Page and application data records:
- Opening Delimiter -

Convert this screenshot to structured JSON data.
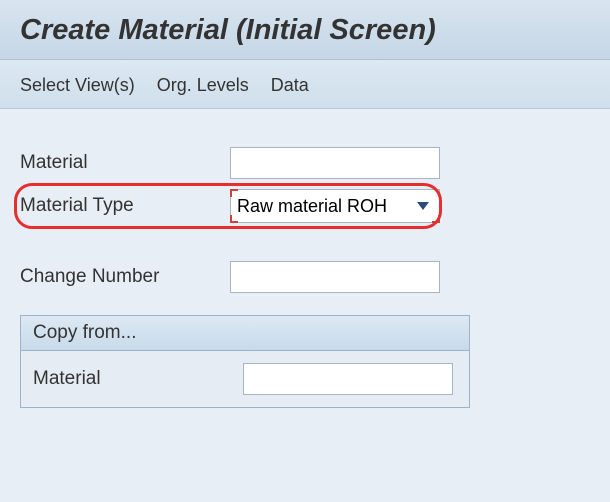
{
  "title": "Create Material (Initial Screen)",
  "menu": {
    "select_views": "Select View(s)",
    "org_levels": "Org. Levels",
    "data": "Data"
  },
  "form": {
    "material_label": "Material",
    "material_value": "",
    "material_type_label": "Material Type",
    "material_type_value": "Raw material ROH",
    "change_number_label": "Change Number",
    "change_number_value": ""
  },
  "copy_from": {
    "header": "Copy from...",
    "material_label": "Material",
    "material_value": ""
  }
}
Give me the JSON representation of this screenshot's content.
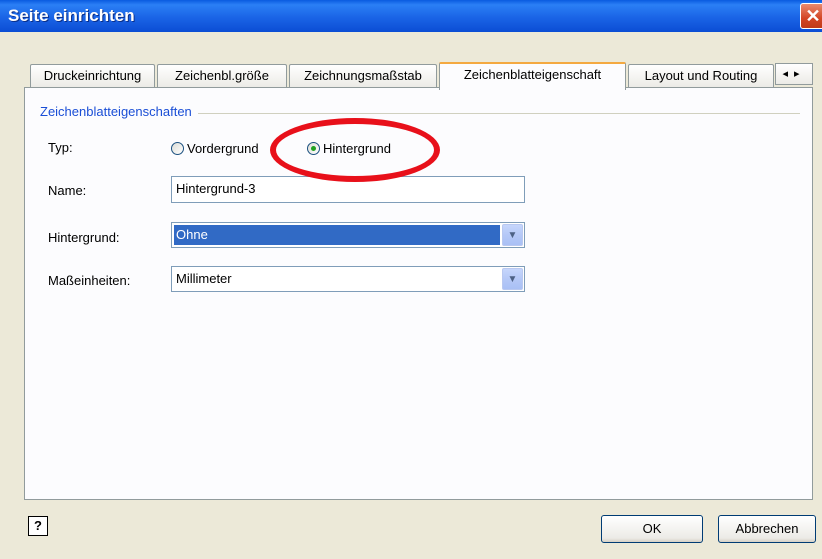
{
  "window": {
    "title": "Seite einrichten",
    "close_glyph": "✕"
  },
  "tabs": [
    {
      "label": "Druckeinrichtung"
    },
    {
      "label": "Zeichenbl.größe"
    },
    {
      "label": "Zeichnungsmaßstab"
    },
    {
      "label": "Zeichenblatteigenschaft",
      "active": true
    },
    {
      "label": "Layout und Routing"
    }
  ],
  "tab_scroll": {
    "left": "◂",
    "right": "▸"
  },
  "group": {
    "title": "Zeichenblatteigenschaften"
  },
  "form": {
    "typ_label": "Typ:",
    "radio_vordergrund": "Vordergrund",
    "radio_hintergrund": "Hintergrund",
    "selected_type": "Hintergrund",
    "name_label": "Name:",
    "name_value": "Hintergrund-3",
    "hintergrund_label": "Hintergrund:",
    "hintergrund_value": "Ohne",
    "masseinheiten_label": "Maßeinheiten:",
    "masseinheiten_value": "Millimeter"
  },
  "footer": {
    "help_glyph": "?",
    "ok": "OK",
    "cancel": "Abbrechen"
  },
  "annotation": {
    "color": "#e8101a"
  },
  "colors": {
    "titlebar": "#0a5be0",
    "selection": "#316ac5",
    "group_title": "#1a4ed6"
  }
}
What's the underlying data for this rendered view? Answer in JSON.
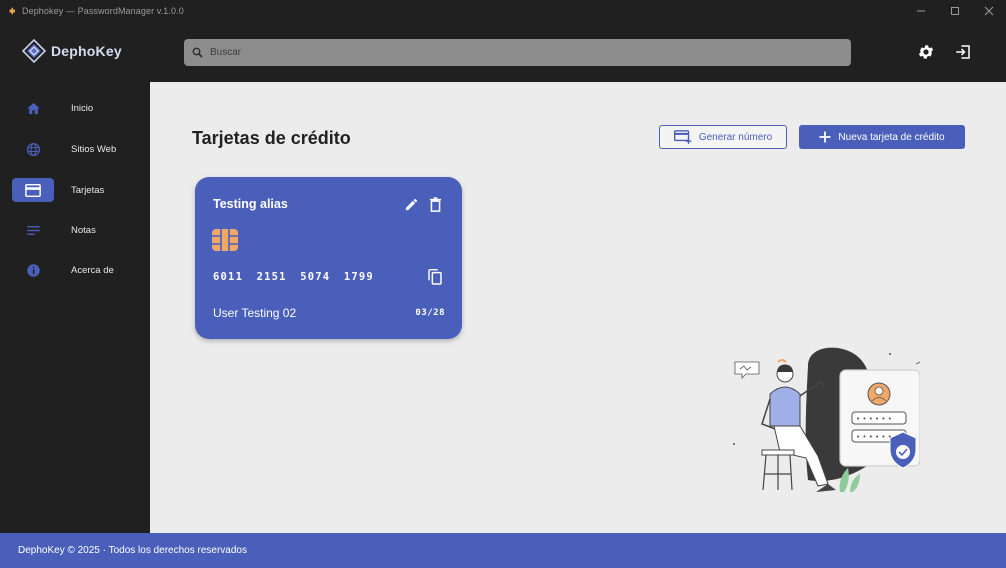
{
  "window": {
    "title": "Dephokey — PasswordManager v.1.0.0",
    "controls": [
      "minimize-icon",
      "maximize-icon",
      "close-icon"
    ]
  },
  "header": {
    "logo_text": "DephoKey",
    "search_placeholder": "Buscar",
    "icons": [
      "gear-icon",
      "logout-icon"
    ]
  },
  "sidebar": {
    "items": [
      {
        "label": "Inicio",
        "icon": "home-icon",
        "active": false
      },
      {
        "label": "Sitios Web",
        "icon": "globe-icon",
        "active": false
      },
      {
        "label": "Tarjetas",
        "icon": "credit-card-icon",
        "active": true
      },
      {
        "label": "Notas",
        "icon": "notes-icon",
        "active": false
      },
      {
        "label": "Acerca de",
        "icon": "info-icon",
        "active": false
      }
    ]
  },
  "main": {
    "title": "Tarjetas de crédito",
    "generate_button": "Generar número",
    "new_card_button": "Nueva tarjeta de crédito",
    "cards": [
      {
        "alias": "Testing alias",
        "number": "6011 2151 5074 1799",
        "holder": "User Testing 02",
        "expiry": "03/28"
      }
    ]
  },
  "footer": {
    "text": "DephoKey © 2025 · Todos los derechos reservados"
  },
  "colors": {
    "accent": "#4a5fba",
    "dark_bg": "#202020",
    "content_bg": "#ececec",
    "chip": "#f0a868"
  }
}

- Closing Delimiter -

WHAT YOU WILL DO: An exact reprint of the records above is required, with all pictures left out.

FINISHED TASK:
Convert this screenshot to structured JSON data.
{
  "title": "Create Material (Initial Screen)",
  "menu": {
    "select_views": "Select View(s)",
    "org_levels": "Org. Levels",
    "data": "Data"
  },
  "form": {
    "material_label": "Material",
    "material_value": "",
    "material_type_label": "Material Type",
    "material_type_value": "Raw material ROH",
    "change_number_label": "Change Number",
    "change_number_value": ""
  },
  "copy_from": {
    "header": "Copy from...",
    "material_label": "Material",
    "material_value": ""
  }
}
Give me the JSON representation of this screenshot's content.
{
  "window": {
    "title": "Seite einrichten",
    "close_glyph": "✕"
  },
  "tabs": [
    {
      "label": "Druckeinrichtung"
    },
    {
      "label": "Zeichenbl.größe"
    },
    {
      "label": "Zeichnungsmaßstab"
    },
    {
      "label": "Zeichenblatteigenschaft",
      "active": true
    },
    {
      "label": "Layout und Routing"
    }
  ],
  "tab_scroll": {
    "left": "◂",
    "right": "▸"
  },
  "group": {
    "title": "Zeichenblatteigenschaften"
  },
  "form": {
    "typ_label": "Typ:",
    "radio_vordergrund": "Vordergrund",
    "radio_hintergrund": "Hintergrund",
    "selected_type": "Hintergrund",
    "name_label": "Name:",
    "name_value": "Hintergrund-3",
    "hintergrund_label": "Hintergrund:",
    "hintergrund_value": "Ohne",
    "masseinheiten_label": "Maßeinheiten:",
    "masseinheiten_value": "Millimeter"
  },
  "footer": {
    "help_glyph": "?",
    "ok": "OK",
    "cancel": "Abbrechen"
  },
  "annotation": {
    "color": "#e8101a"
  },
  "colors": {
    "titlebar": "#0a5be0",
    "selection": "#316ac5",
    "group_title": "#1a4ed6"
  }
}
What's the underlying data for this rendered view? Answer in JSON.
{
  "window": {
    "title": "Dephokey — PasswordManager v.1.0.0",
    "controls": [
      "minimize-icon",
      "maximize-icon",
      "close-icon"
    ]
  },
  "header": {
    "logo_text": "DephoKey",
    "search_placeholder": "Buscar",
    "icons": [
      "gear-icon",
      "logout-icon"
    ]
  },
  "sidebar": {
    "items": [
      {
        "label": "Inicio",
        "icon": "home-icon",
        "active": false
      },
      {
        "label": "Sitios Web",
        "icon": "globe-icon",
        "active": false
      },
      {
        "label": "Tarjetas",
        "icon": "credit-card-icon",
        "active": true
      },
      {
        "label": "Notas",
        "icon": "notes-icon",
        "active": false
      },
      {
        "label": "Acerca de",
        "icon": "info-icon",
        "active": false
      }
    ]
  },
  "main": {
    "title": "Tarjetas de crédito",
    "generate_button": "Generar número",
    "new_card_button": "Nueva tarjeta de crédito",
    "cards": [
      {
        "alias": "Testing alias",
        "number": "6011 2151 5074 1799",
        "holder": "User Testing 02",
        "expiry": "03/28"
      }
    ]
  },
  "footer": {
    "text": "DephoKey © 2025 · Todos los derechos reservados"
  },
  "colors": {
    "accent": "#4a5fba",
    "dark_bg": "#202020",
    "content_bg": "#ececec",
    "chip": "#f0a868"
  }
}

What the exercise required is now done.